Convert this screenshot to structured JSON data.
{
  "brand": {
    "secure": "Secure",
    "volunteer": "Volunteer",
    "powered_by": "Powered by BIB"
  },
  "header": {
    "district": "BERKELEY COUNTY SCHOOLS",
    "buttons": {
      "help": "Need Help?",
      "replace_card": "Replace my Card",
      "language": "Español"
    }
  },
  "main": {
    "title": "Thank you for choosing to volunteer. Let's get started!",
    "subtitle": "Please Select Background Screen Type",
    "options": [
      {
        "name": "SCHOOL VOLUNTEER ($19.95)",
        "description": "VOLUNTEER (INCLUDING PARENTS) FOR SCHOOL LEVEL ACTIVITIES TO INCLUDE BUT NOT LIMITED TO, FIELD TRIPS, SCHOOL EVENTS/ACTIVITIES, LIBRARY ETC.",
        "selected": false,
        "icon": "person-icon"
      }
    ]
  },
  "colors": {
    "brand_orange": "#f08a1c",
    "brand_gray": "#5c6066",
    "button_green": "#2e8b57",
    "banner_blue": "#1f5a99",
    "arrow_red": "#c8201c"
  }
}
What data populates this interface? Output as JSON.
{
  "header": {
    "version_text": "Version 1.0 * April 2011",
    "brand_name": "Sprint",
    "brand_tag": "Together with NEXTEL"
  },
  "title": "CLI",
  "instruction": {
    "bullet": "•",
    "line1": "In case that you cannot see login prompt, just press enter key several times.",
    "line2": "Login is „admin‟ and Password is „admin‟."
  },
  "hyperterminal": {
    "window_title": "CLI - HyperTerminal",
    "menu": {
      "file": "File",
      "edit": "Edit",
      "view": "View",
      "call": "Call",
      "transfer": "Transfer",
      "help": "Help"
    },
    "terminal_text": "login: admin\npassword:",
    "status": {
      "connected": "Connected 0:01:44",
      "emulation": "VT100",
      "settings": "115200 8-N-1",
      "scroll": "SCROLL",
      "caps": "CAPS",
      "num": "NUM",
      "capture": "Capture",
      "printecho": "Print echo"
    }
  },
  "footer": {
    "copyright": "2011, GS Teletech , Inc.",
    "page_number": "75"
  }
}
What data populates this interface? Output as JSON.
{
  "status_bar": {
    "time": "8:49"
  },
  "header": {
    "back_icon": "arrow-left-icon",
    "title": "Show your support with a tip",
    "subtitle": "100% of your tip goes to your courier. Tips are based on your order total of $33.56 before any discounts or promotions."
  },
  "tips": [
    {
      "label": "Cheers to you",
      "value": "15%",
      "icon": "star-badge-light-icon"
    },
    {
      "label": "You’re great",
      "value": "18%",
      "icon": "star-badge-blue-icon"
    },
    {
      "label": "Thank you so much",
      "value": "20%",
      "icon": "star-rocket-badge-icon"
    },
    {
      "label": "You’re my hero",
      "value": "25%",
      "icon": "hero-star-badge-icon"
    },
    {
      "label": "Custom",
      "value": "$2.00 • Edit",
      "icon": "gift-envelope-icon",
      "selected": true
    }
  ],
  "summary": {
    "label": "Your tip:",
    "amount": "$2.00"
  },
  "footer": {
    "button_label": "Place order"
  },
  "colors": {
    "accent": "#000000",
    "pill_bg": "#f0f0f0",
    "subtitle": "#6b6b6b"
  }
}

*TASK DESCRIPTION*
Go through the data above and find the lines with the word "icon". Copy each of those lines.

*RESPONSE TO THIS EXERCISE*
        "icon": "person-icon"
    "back_icon": "arrow-left-icon",
      "icon": "star-badge-light-icon"
      "icon": "star-badge-blue-icon"
      "icon": "star-rocket-badge-icon"
      "icon": "hero-star-badge-icon"
      "icon": "gift-envelope-icon",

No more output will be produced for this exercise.